Westchester County showed off its green chops on Thursday at the inaugural event planned by the newly formed Westchester and Rockland Programs Committee. New Rochelle Mayor Noam Bramson welcomed the packed house. He encouraged the architects, engineers, developers, and others in the room to keep working to improve the sustainability of buildings because they play a significant role in the health of our cities.
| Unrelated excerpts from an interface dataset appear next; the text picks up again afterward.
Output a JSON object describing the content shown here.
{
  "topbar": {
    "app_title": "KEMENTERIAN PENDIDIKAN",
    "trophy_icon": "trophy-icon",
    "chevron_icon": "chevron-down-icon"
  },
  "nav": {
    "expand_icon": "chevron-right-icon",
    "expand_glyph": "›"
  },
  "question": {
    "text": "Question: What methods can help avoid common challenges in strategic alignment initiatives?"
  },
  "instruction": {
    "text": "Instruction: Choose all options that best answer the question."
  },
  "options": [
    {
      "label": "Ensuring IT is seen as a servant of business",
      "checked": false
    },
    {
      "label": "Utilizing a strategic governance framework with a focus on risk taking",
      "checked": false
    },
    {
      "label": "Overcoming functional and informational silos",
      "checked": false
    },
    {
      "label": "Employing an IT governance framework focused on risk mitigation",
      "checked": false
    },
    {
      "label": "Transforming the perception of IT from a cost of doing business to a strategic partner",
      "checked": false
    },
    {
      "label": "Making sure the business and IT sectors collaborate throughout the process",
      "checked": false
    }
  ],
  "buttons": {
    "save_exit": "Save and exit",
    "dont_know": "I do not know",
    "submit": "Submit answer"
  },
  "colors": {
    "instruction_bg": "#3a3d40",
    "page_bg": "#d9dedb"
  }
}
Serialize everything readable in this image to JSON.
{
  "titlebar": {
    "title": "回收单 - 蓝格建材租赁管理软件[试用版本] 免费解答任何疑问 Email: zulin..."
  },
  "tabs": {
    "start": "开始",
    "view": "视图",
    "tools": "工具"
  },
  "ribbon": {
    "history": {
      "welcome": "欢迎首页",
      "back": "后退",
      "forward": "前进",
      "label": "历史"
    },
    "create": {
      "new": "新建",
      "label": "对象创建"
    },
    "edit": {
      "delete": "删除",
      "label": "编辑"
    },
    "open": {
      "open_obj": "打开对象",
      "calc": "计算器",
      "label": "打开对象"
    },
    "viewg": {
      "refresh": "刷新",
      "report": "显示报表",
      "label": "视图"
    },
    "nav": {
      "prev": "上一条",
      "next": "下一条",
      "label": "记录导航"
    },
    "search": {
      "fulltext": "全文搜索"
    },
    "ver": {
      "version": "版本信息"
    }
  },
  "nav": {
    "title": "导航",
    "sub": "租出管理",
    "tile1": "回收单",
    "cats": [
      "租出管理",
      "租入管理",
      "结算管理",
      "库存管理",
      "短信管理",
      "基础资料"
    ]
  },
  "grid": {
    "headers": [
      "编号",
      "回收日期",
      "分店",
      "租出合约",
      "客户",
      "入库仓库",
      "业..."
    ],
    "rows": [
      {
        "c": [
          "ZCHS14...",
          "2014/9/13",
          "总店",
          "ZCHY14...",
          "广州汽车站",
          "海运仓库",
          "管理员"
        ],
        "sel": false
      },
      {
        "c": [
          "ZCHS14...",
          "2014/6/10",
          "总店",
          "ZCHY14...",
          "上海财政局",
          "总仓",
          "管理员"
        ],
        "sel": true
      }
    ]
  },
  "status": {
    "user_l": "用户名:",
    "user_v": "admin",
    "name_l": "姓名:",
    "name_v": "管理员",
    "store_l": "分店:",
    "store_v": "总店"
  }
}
He noted GreeNR, New Rochelle’s Sustainability Plan as one way the city is trying to improve infrastructure and reduce carbon emissions.
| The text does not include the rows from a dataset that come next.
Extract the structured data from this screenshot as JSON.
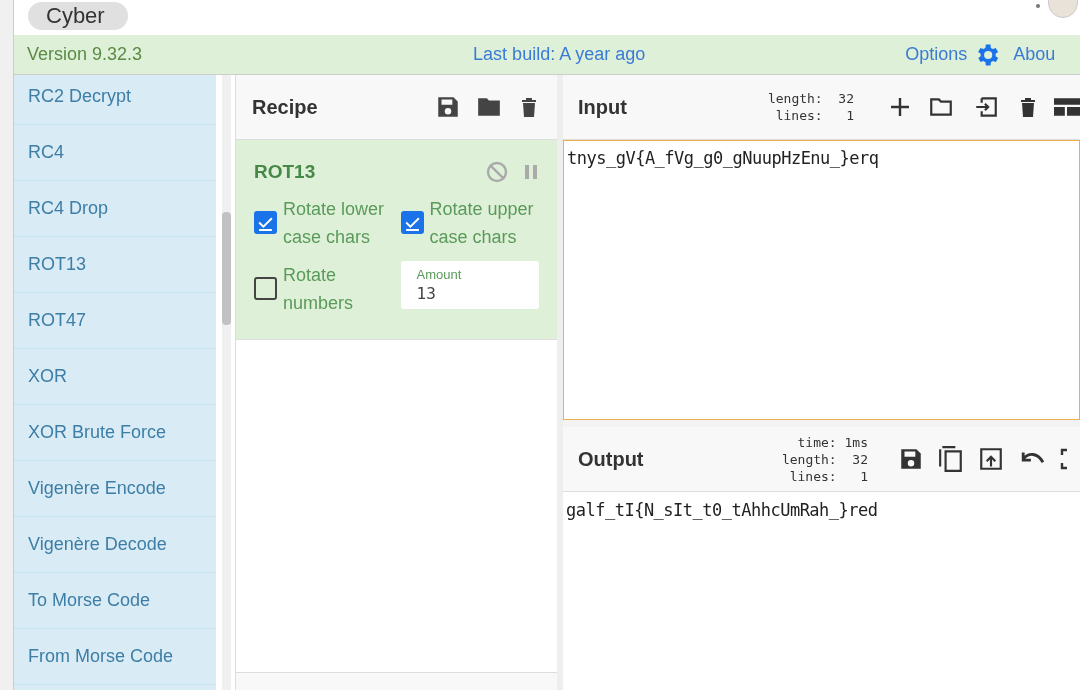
{
  "top_button": {
    "label": "Cyber"
  },
  "banner": {
    "version": "Version 9.32.3",
    "last_build": "Last build: A year ago",
    "options": "Options",
    "about": "Abou"
  },
  "operations": [
    {
      "label": "RC2 Decrypt"
    },
    {
      "label": "RC4"
    },
    {
      "label": "RC4 Drop"
    },
    {
      "label": "ROT13"
    },
    {
      "label": "ROT47"
    },
    {
      "label": "XOR"
    },
    {
      "label": "XOR Brute Force"
    },
    {
      "label": "Vigenère Encode"
    },
    {
      "label": "Vigenère Decode"
    },
    {
      "label": "To Morse Code"
    },
    {
      "label": "From Morse Code"
    }
  ],
  "recipe": {
    "title": "Recipe",
    "operation": {
      "name": "ROT13",
      "args": [
        {
          "kind": "checkbox",
          "label": "Rotate lower case chars",
          "checked": true
        },
        {
          "kind": "checkbox",
          "label": "Rotate upper case chars",
          "checked": true
        },
        {
          "kind": "checkbox",
          "label": "Rotate numbers",
          "checked": false
        },
        {
          "kind": "number",
          "label": "Amount",
          "value": "13"
        }
      ]
    }
  },
  "input": {
    "title": "Input",
    "stats": [
      {
        "label": "length:",
        "value": "32"
      },
      {
        "label": "lines:",
        "value": "1"
      }
    ],
    "text": "tnys_gV{A_fVg_g0_gNuupHzEnu_}erq"
  },
  "output": {
    "title": "Output",
    "stats": [
      {
        "label": "time:",
        "value": "1ms"
      },
      {
        "label": "length:",
        "value": "32"
      },
      {
        "label": "lines:",
        "value": "1"
      }
    ],
    "text": "galf_tI{N_sIt_t0_tAhhcUmRah_}red"
  }
}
- Deborah Newborn (Sustainability Coordinator, Office of the Mayor, City of New Rochelle) spoke next to share the planning process and strategies used in GreeNR. Deborah noted the key steps in creating a sustainability plan:
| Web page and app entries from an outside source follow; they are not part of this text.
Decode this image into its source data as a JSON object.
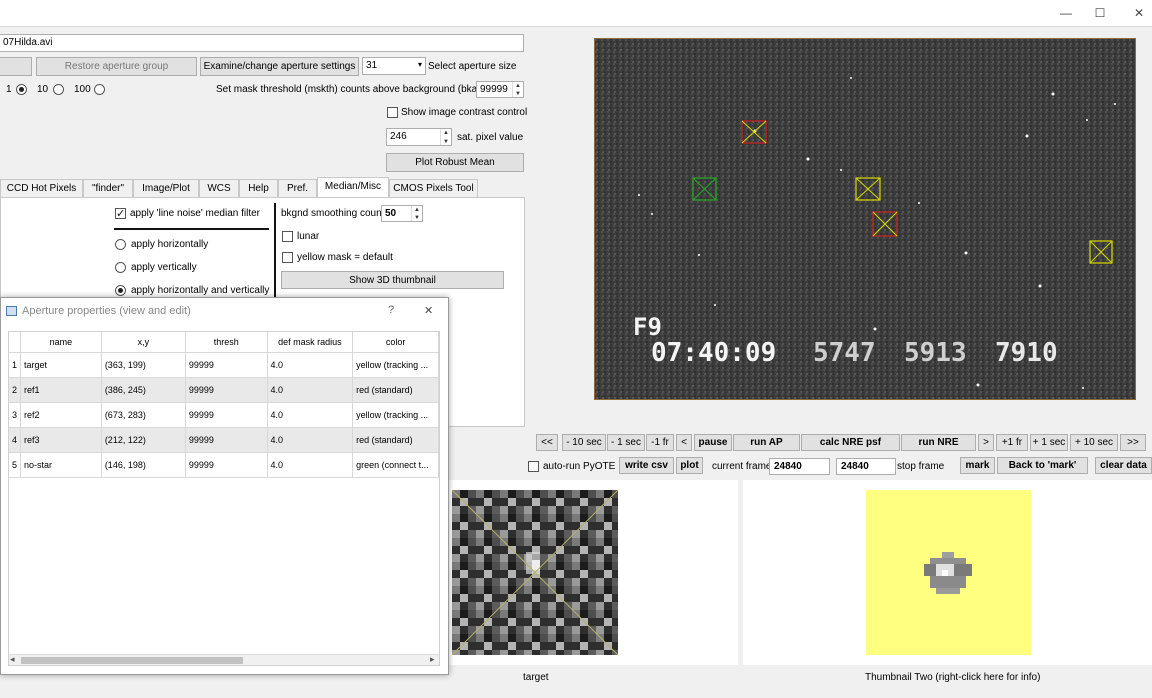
{
  "window": {
    "file_name": "07Hilda.avi",
    "minimize": "—",
    "maximize": "☐",
    "close": "✕"
  },
  "top": {
    "restore_label": "Restore aperture group",
    "examine_label": "Examine/change aperture settings",
    "aperture_size_value": "31",
    "select_aperture_label": "Select aperture size",
    "radio_1": "1",
    "radio_10": "10",
    "radio_100": "100",
    "mask_threshold_label": "Set mask threshold (mskth) counts above background (bkavg)",
    "mask_threshold_value": "99999",
    "contrast_label": "Show image contrast control",
    "sat_value": "246",
    "sat_label": "sat. pixel value",
    "robust_mean_label": "Plot Robust Mean"
  },
  "tabs": [
    {
      "label": "CCD Hot Pixels"
    },
    {
      "label": "\"finder\""
    },
    {
      "label": "Image/Plot"
    },
    {
      "label": "WCS"
    },
    {
      "label": "Help"
    },
    {
      "label": "Pref."
    },
    {
      "label": "Median/Misc"
    },
    {
      "label": "CMOS Pixels Tool"
    }
  ],
  "median_panel": {
    "line_noise_label": "apply 'line noise' median filter",
    "horizontally": "apply horizontally",
    "vertically": "apply vertically",
    "both": "apply horizontally and vertically",
    "bkgnd_label": "bkgnd smoothing count",
    "bkgnd_value": "50",
    "lunar_label": "lunar",
    "yellow_mask_label": "yellow mask = default",
    "show3d_label": "Show 3D thumbnail"
  },
  "video": {
    "frame_tag": "F9",
    "timestamp": "07:40:09",
    "counter_a": "5747",
    "counter_b": "5913",
    "counter_c": "7910",
    "aperture_boxes": [
      {
        "name": "target",
        "color": "#d8d800",
        "cross": "#cc2222"
      },
      {
        "name": "no-star",
        "color": "#22aa22",
        "cross": "#22aa22"
      },
      {
        "name": "ref2",
        "color": "#d8d800",
        "cross": "#d8d800"
      },
      {
        "name": "ref1",
        "color": "#cc2222",
        "cross": "#d8d800"
      },
      {
        "name": "ref3",
        "color": "#d8d800",
        "cross": "#d8d800"
      }
    ]
  },
  "controls": {
    "first": "<<",
    "minus10": "- 10 sec",
    "minus1": "- 1 sec",
    "minus1fr": "-1 fr",
    "back": "<",
    "pause": "pause",
    "run_ap": "run AP",
    "calc_nre": "calc NRE psf",
    "run_nre": "run NRE",
    "fwd": ">",
    "plus1fr": "+1 fr",
    "plus1": "+ 1 sec",
    "plus10": "+ 10 sec",
    "last": ">>",
    "autorun_label": "auto-run PyOTE",
    "write_csv": "write csv",
    "plot": "plot",
    "current_frame_label": "current frame",
    "current_frame_value": "24840",
    "stop_frame_value": "24840",
    "stop_frame_label": "stop frame",
    "mark": "mark",
    "back_to_mark": "Back to 'mark'",
    "clear_data": "clear data"
  },
  "thumbnails": {
    "one_label": "target",
    "two_label": "Thumbnail Two (right-click here for info)",
    "two_bg": "#ffff80"
  },
  "dialog": {
    "title": "Aperture properties (view and edit)",
    "help": "?",
    "close": "✕",
    "columns": [
      "name",
      "x,y",
      "thresh",
      "def mask radius",
      "color"
    ],
    "rows": [
      {
        "idx": "1",
        "name": "target",
        "xy": "(363, 199)",
        "thresh": "99999",
        "radius": "4.0",
        "color": "yellow (tracking ..."
      },
      {
        "idx": "2",
        "name": "ref1",
        "xy": "(386, 245)",
        "thresh": "99999",
        "radius": "4.0",
        "color": "red (standard)"
      },
      {
        "idx": "3",
        "name": "ref2",
        "xy": "(673, 283)",
        "thresh": "99999",
        "radius": "4.0",
        "color": "yellow (tracking ..."
      },
      {
        "idx": "4",
        "name": "ref3",
        "xy": "(212, 122)",
        "thresh": "99999",
        "radius": "4.0",
        "color": "red (standard)"
      },
      {
        "idx": "5",
        "name": "no-star",
        "xy": "(146, 198)",
        "thresh": "99999",
        "radius": "4.0",
        "color": "green (connect t..."
      }
    ],
    "scroll_left": "◂",
    "scroll_right": "▸"
  }
}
- Know your current status – determine your carbon emissions so you can set goals.
- Identify common goals – you must set clear goals.
- Engage local citizens – talk to residents and businesses.
- Be specific – determine methods and metrics to measure progress.
- Stay flexible – make sure your plan can adapt and adjust as needed.
These steps were followed in the Hastings on Hudson plan described by Christina Griffin (Principal, Christina Griffin Architect P.C.) as well but Christina went on to talk about specific buildings capitalizing on this new plan. Her firm has been working on several “net-zero” home additions. By following the new energy code and providing much needed insulation to historic buildings, they’ve been able to add significant square footage to homes without increasing the overall energy consumption (which also saves money!). She also showed a LEED Platinum home and other high performance projects.
These projects are in good company as we heard from Steve Abbattista (Principal, OLA Consulting Engineers) who provided an overview of more than ten LEED certified projects in the area. These projects ranged from an aviation center to commercial office space and residences. Steve noted that most clients are asking for ways to limit upfront costs while saving on long-term operations. Energy and water efficiency along with simple thoughtful approaches, like massive ceiling fans in the airplane hanger and simple air sealing of windows and doors, goes a long way to providing short paybacks.
From what we saw on Thursday, it’s clear there are a lot of green policy shifts and projects happening north of New York City. Residents are taking an active role in the greening of Westchester and Rockland Counties and it’s great to see that enthusiasm emanate throughout the room at our kickoff event. I can’t wait to see what the Westchester and Rockland Programs Committee plans next.